Entries from a dataset of interfaces:
== == ==
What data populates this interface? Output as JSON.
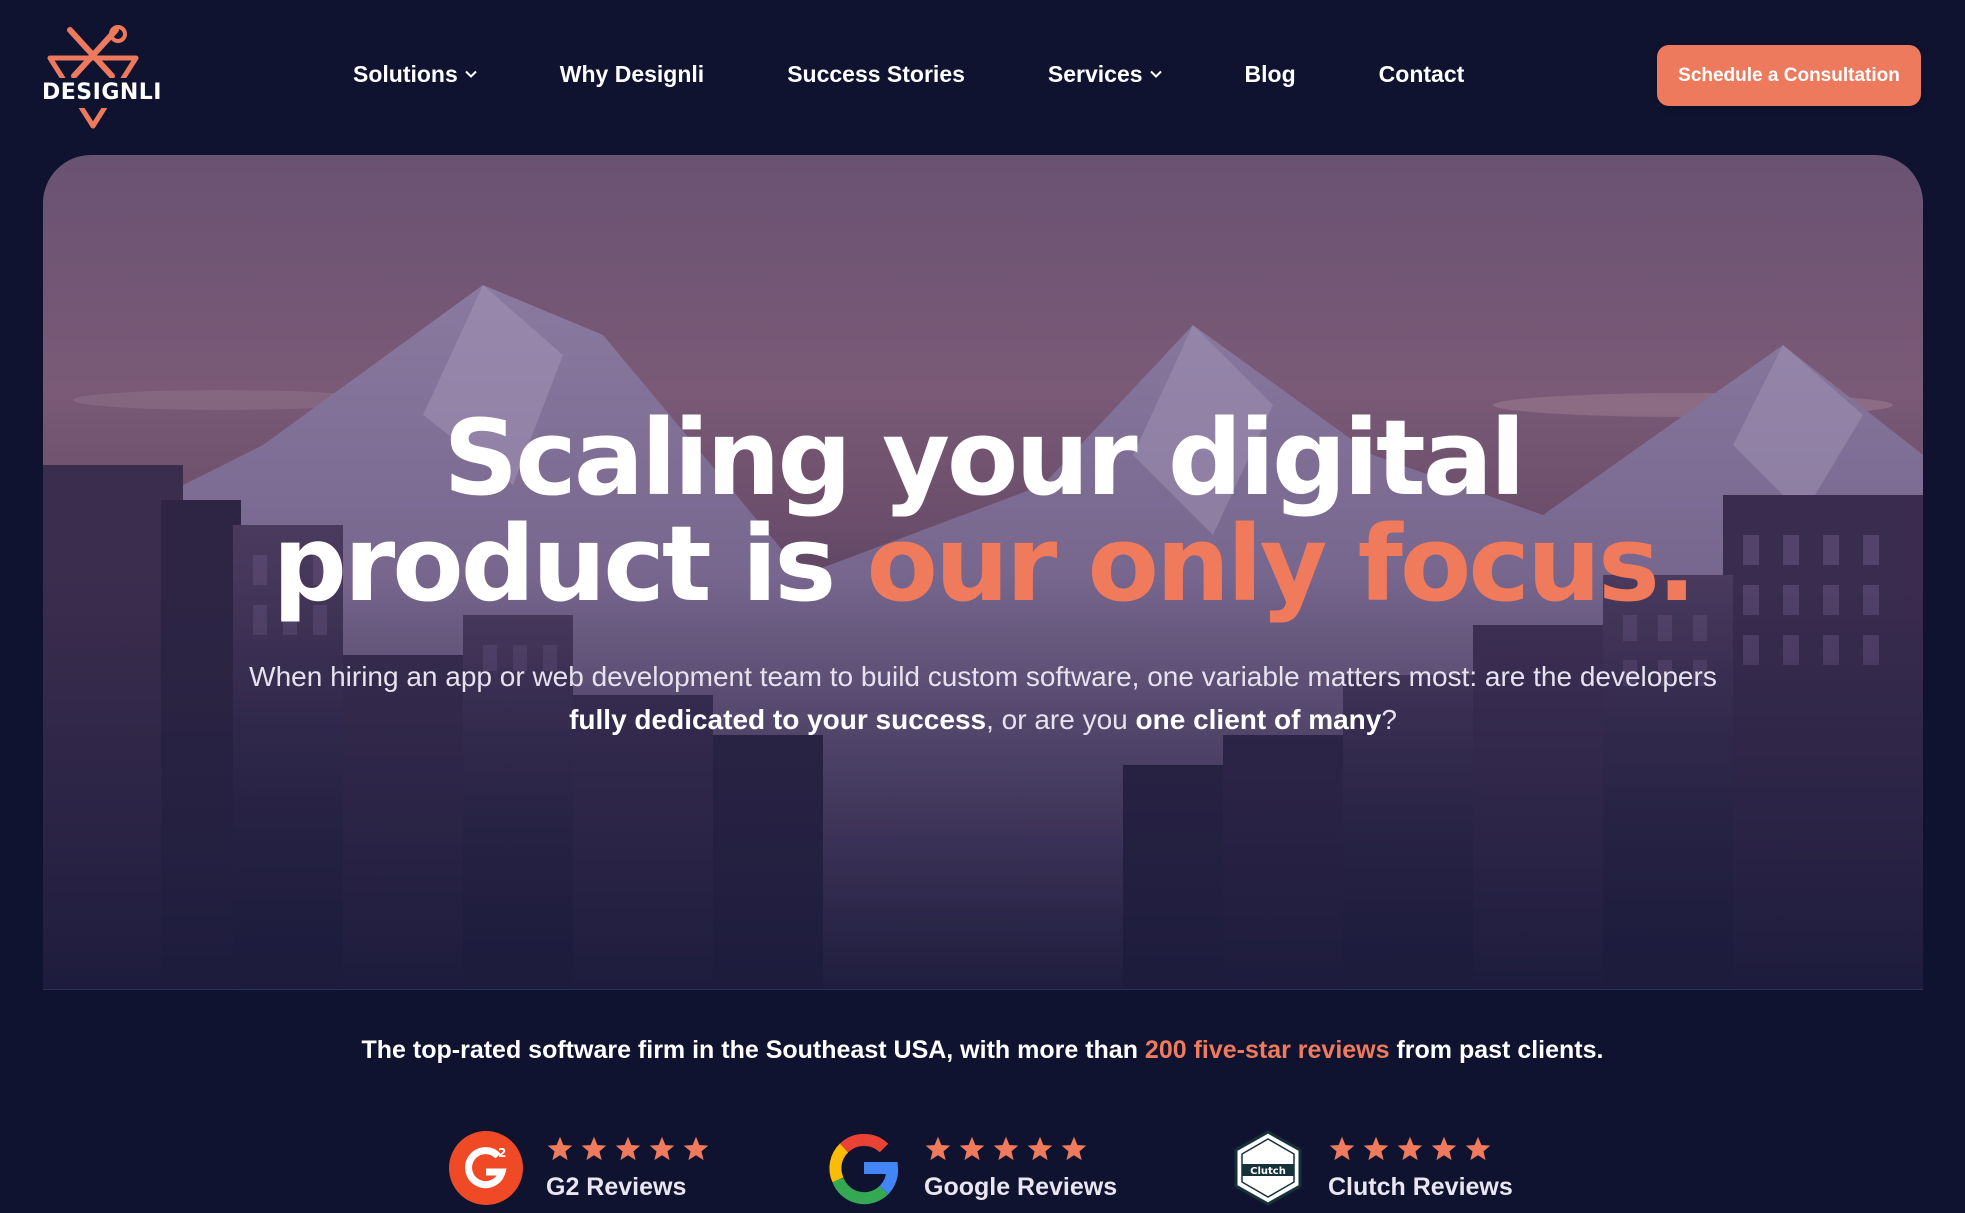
{
  "header": {
    "logo_text": "DESIGNLI",
    "nav": [
      {
        "label": "Solutions",
        "has_dropdown": true
      },
      {
        "label": "Why Designli",
        "has_dropdown": false
      },
      {
        "label": "Success Stories",
        "has_dropdown": false
      },
      {
        "label": "Services",
        "has_dropdown": true
      },
      {
        "label": "Blog",
        "has_dropdown": false
      },
      {
        "label": "Contact",
        "has_dropdown": false
      }
    ],
    "cta_label": "Schedule a Consultation"
  },
  "hero": {
    "title_line1": "Scaling your digital",
    "title_line2_prefix": "product is ",
    "title_line2_accent": "our only focus.",
    "sub_part1": "When hiring an app or web development team to build custom software, one variable matters most: are the developers ",
    "sub_bold1": "fully dedicated to your success",
    "sub_part2": ", or are you ",
    "sub_bold2": "one client of many",
    "sub_part3": "?"
  },
  "reviews": {
    "tagline_part1": "The top-rated software firm in the Southeast USA, with more than ",
    "tagline_highlight": "200 five-star reviews",
    "tagline_part2": " from past clients.",
    "items": [
      {
        "label": "G2 Reviews",
        "icon": "g2-logo-icon",
        "stars": 5
      },
      {
        "label": "Google Reviews",
        "icon": "google-logo-icon",
        "stars": 5
      },
      {
        "label": "Clutch Reviews",
        "icon": "clutch-badge-icon",
        "stars": 5,
        "badge_text": "Clutch"
      }
    ]
  },
  "colors": {
    "background": "#0f1330",
    "accent": "#ee7a5e",
    "white": "#ffffff"
  }
}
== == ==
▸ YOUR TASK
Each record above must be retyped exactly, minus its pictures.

▸ THE ANSWER
What data populates this interface? Output as JSON.
{
  "header": {
    "logo_text": "DESIGNLI",
    "nav": [
      {
        "label": "Solutions",
        "has_dropdown": true
      },
      {
        "label": "Why Designli",
        "has_dropdown": false
      },
      {
        "label": "Success Stories",
        "has_dropdown": false
      },
      {
        "label": "Services",
        "has_dropdown": true
      },
      {
        "label": "Blog",
        "has_dropdown": false
      },
      {
        "label": "Contact",
        "has_dropdown": false
      }
    ],
    "cta_label": "Schedule a Consultation"
  },
  "hero": {
    "title_line1": "Scaling your digital",
    "title_line2_prefix": "product is ",
    "title_line2_accent": "our only focus.",
    "sub_part1": "When hiring an app or web development team to build custom software, one variable matters most: are the developers ",
    "sub_bold1": "fully dedicated to your success",
    "sub_part2": ", or are you ",
    "sub_bold2": "one client of many",
    "sub_part3": "?"
  },
  "reviews": {
    "tagline_part1": "The top-rated software firm in the Southeast USA, with more than ",
    "tagline_highlight": "200 five-star reviews",
    "tagline_part2": " from past clients.",
    "items": [
      {
        "label": "G2 Reviews",
        "icon": "g2-logo-icon",
        "stars": 5
      },
      {
        "label": "Google Reviews",
        "icon": "google-logo-icon",
        "stars": 5
      },
      {
        "label": "Clutch Reviews",
        "icon": "clutch-badge-icon",
        "stars": 5,
        "badge_text": "Clutch"
      }
    ]
  },
  "colors": {
    "background": "#0f1330",
    "accent": "#ee7a5e",
    "white": "#ffffff"
  }
}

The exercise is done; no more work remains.